§ **What you have to do**:
Leaving out the pictures, restate each record below word for word.

>>>>>

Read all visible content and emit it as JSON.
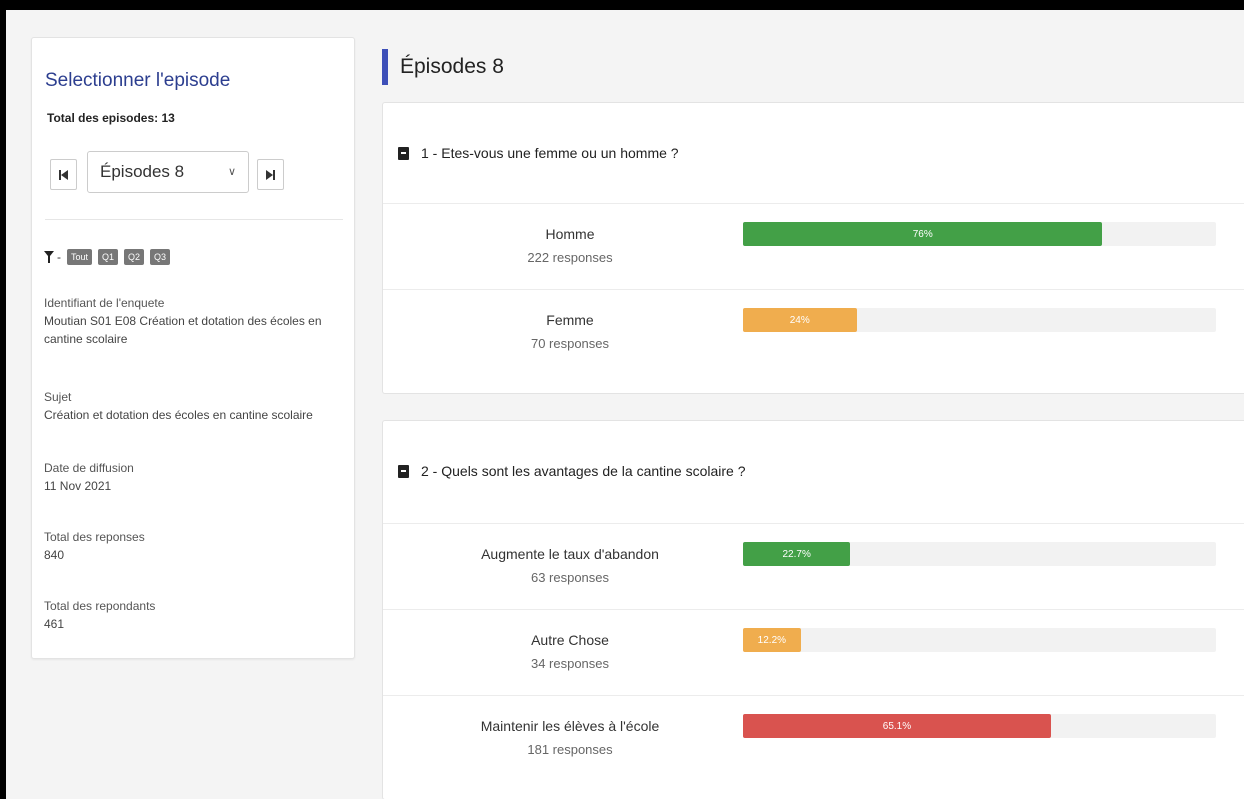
{
  "sidebar": {
    "title": "Selectionner l'episode",
    "total_episodes": "Total des episodes: 13",
    "nav_prev_icon": "first-page-icon",
    "nav_next_icon": "last-page-icon",
    "episode_select": {
      "value": "Épisodes 8"
    },
    "filter": {
      "icon": "filter-icon",
      "dash": "-",
      "tags": [
        "Tout",
        "Q1",
        "Q2",
        "Q3"
      ]
    },
    "fields": [
      {
        "label": "Identifiant de l'enquete",
        "value": "Moutian S01 E08 Création et dotation des écoles en cantine scolaire"
      },
      {
        "label": "Sujet",
        "value": "Création et dotation des écoles en cantine scolaire"
      },
      {
        "label": "Date de diffusion",
        "value": "11 Nov 2021"
      },
      {
        "label": "Total des reponses",
        "value": "840"
      },
      {
        "label": "Total des repondants",
        "value": "461"
      }
    ]
  },
  "main": {
    "title": "Épisodes 8",
    "accent_color": "#3d4fb8",
    "questions": [
      {
        "text": "1 - Etes-vous une femme ou un homme ?",
        "answers": [
          {
            "label": "Homme",
            "count": "222 responses",
            "percent_label": "76%",
            "fraction": 0.76,
            "color": "#43a047"
          },
          {
            "label": "Femme",
            "count": "70 responses",
            "percent_label": "24%",
            "fraction": 0.24,
            "color": "#f0ad4e"
          }
        ]
      },
      {
        "text": "2 - Quels sont les avantages de la cantine scolaire ?",
        "answers": [
          {
            "label": "Augmente le taux d'abandon",
            "count": "63 responses",
            "percent_label": "22.7%",
            "fraction": 0.227,
            "color": "#43a047"
          },
          {
            "label": "Autre Chose",
            "count": "34 responses",
            "percent_label": "12.2%",
            "fraction": 0.122,
            "color": "#f0ad4e"
          },
          {
            "label": "Maintenir les élèves à l'école",
            "count": "181 responses",
            "percent_label": "65.1%",
            "fraction": 0.651,
            "color": "#d9534f"
          }
        ]
      }
    ]
  }
}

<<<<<

§ **Finished exercise**:
Read all visible content and emit it as JSON.
{
  "sidebar": {
    "title": "Selectionner l'episode",
    "total_episodes": "Total des episodes: 13",
    "nav_prev_icon": "first-page-icon",
    "nav_next_icon": "last-page-icon",
    "episode_select": {
      "value": "Épisodes 8"
    },
    "filter": {
      "icon": "filter-icon",
      "dash": "-",
      "tags": [
        "Tout",
        "Q1",
        "Q2",
        "Q3"
      ]
    },
    "fields": [
      {
        "label": "Identifiant de l'enquete",
        "value": "Moutian S01 E08 Création et dotation des écoles en cantine scolaire"
      },
      {
        "label": "Sujet",
        "value": "Création et dotation des écoles en cantine scolaire"
      },
      {
        "label": "Date de diffusion",
        "value": "11 Nov 2021"
      },
      {
        "label": "Total des reponses",
        "value": "840"
      },
      {
        "label": "Total des repondants",
        "value": "461"
      }
    ]
  },
  "main": {
    "title": "Épisodes 8",
    "accent_color": "#3d4fb8",
    "questions": [
      {
        "text": "1 - Etes-vous une femme ou un homme ?",
        "answers": [
          {
            "label": "Homme",
            "count": "222 responses",
            "percent_label": "76%",
            "fraction": 0.76,
            "color": "#43a047"
          },
          {
            "label": "Femme",
            "count": "70 responses",
            "percent_label": "24%",
            "fraction": 0.24,
            "color": "#f0ad4e"
          }
        ]
      },
      {
        "text": "2 - Quels sont les avantages de la cantine scolaire ?",
        "answers": [
          {
            "label": "Augmente le taux d'abandon",
            "count": "63 responses",
            "percent_label": "22.7%",
            "fraction": 0.227,
            "color": "#43a047"
          },
          {
            "label": "Autre Chose",
            "count": "34 responses",
            "percent_label": "12.2%",
            "fraction": 0.122,
            "color": "#f0ad4e"
          },
          {
            "label": "Maintenir les élèves à l'école",
            "count": "181 responses",
            "percent_label": "65.1%",
            "fraction": 0.651,
            "color": "#d9534f"
          }
        ]
      }
    ]
  }
}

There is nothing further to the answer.